The models can also be used to assess interactions within the human liver and address liver failure. This project is progressing as implantation of the 3D liver tissues will be done in mice in the near future.

Rogy’s research is motivated by a personal connection as his grandmother, a donor liver recipient due to non-alcoholic fatty liver disease, struggles with complications from immunosuppression and ongoing chronic tissue rejection.

“The science behind the transplant is astounding on its own, as it has not only improved my grandmother’s quality of life but gifted us with her presence for a longer period,” Rogy said.

He believes his work is also critical for solving the viable liver donation shortage.

While academic-level research in a biomedical setting differs from field engineering, Rogy has pulled from his past experiences and skills to carry out his research.

“I have found those experiences invaluable toward my graduate degree and future work,” Rogy said.

Prior to joining Khetani’s lab, Rogy struggled to find the right graduate program where he could use his background and prior experience in new ways. Khetani helps Rogy leverage his experience with his interest in tissue engineering.

Rogy is appreciative of Khetani’s similar nontraditional background of working in industry before transitioning to academia.

“The fact that I was nominated for this fellowship was very shocking,” Rogy said. “I’m very humbled in the sense that the vision of why I wanted to come back to school aligned with the fellowship has been exciting.”

The NSF Graduate Research Fellowship funds individual researchers rather than their specific research.

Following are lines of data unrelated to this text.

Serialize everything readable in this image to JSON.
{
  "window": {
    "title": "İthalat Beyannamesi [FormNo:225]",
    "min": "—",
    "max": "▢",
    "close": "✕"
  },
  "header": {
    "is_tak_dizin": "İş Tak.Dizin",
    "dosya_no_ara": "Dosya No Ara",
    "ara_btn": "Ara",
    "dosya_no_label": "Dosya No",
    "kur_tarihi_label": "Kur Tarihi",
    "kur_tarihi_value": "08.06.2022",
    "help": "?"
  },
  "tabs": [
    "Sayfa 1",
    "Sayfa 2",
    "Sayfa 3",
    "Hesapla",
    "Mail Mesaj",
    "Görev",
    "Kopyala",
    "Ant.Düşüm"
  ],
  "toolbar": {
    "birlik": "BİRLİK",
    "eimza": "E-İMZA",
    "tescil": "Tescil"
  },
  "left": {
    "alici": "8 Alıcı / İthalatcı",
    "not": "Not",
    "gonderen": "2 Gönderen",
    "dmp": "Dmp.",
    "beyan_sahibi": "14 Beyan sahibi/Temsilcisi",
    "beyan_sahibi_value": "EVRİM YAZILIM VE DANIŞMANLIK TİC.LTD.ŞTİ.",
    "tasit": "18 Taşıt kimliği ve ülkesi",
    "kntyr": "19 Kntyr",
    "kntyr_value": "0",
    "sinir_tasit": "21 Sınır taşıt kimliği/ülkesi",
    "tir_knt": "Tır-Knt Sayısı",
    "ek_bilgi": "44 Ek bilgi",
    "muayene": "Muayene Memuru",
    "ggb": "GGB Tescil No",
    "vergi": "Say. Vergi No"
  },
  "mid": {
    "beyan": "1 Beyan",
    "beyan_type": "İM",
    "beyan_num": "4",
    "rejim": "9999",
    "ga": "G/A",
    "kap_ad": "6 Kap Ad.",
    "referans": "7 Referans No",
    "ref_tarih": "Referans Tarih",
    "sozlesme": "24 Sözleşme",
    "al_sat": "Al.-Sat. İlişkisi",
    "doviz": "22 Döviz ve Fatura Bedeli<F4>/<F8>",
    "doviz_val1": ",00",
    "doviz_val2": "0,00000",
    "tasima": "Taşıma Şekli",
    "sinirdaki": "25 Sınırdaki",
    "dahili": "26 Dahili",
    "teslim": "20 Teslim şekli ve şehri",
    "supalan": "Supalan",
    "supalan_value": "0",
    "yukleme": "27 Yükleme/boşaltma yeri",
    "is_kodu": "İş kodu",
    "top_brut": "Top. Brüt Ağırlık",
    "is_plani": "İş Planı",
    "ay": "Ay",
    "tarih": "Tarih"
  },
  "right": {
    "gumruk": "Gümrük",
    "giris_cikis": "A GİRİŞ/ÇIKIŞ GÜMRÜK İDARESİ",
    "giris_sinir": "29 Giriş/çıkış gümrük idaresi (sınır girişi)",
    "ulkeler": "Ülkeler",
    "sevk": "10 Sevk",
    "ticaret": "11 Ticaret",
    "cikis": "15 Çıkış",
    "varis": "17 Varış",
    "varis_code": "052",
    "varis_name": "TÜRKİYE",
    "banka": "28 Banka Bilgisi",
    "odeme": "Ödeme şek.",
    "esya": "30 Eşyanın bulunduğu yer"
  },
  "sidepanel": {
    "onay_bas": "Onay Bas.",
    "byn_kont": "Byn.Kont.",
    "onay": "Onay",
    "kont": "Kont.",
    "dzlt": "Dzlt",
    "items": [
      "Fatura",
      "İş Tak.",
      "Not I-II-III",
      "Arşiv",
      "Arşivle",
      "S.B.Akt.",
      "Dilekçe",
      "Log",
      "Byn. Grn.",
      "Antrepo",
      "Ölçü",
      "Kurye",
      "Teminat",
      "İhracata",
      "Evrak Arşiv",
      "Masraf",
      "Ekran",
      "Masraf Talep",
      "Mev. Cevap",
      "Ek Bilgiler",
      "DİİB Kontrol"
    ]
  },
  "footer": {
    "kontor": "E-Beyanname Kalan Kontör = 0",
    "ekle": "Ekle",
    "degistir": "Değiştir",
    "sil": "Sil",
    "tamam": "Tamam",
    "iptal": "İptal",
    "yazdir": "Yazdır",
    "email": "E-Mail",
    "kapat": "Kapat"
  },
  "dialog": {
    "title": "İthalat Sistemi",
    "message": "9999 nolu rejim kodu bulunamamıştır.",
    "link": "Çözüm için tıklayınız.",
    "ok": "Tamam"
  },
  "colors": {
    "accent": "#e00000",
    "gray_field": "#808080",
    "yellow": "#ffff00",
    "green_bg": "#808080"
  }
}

The GRFP provides support to graduate students who show potential for significant research achievements in STEM or in STEM education.

Through Rogy’s personal experiences, he’s seen how fundamental education and access to it is. He believes that education bridges the gap between those who are lower income and higher income.

“The stability of my surrounding community made it clear to me that pursuing higher education would be my ultimate goal,” Rogy said of his experience prior to college. “Higher education allows for a stable career, greater access to quality health care, lower incarceration rates, amongst others.”

Being a first-generation college student drove him to higher education to bridge the gap and get involved in academia to better serve underprivileged areas.

While Rogy completed his bachelor’s in chemical engineering, he worked for AmeriCorps Jumpstart, a national early education organization, providing language, literacy, and social skills to underserved preschool children.

“Providing equal education in these communities resulted in a visible day-to-day learning process and increased family involvement within the children’s learning,” Rogy said. “Even though this was demanding with concurrent coursework, I found the experience to be very rewarding and it became part of my formative training during my undergraduate years.”